> **Data shown**
○ ○ ○ ○ ○ ○ ○
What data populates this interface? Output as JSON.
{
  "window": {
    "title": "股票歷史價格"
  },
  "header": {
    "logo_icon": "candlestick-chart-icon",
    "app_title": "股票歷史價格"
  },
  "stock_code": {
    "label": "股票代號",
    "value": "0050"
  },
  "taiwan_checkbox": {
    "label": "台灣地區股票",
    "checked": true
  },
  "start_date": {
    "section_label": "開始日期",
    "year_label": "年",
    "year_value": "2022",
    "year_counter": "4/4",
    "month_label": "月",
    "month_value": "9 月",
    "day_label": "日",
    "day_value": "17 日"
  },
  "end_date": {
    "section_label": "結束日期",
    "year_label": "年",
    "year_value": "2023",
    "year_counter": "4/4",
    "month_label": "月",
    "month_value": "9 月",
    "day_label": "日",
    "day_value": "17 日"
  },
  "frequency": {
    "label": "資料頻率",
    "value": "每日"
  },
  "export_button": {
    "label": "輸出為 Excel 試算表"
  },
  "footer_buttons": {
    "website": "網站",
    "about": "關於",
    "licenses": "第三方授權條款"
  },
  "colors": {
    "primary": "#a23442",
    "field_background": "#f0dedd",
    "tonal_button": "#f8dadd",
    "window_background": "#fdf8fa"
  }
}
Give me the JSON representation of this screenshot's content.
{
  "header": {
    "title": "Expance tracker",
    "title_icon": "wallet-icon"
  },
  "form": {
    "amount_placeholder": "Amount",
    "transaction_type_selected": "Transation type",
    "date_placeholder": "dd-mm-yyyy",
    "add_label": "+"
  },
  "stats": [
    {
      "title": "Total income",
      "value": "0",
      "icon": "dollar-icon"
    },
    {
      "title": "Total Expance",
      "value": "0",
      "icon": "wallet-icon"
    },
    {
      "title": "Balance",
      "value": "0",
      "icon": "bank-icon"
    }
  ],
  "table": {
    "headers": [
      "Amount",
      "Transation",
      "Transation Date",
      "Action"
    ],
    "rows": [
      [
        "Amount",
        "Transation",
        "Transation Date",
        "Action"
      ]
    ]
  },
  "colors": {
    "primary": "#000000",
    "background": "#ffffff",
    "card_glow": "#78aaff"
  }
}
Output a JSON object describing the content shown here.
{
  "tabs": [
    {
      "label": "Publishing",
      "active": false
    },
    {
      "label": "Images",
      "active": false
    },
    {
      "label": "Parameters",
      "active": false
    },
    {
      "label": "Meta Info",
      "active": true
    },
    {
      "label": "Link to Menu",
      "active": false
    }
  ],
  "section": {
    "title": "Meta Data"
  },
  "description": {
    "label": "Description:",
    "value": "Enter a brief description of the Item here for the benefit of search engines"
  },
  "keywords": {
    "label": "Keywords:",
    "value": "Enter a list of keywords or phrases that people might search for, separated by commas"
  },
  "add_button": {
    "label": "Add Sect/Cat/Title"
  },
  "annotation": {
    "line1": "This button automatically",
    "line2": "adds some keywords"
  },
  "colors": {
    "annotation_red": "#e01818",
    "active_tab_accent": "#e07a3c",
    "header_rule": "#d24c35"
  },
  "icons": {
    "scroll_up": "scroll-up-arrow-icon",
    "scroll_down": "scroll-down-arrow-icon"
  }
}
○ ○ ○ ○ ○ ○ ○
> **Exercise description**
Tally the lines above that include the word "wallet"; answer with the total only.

> **Solution for this exercise**
2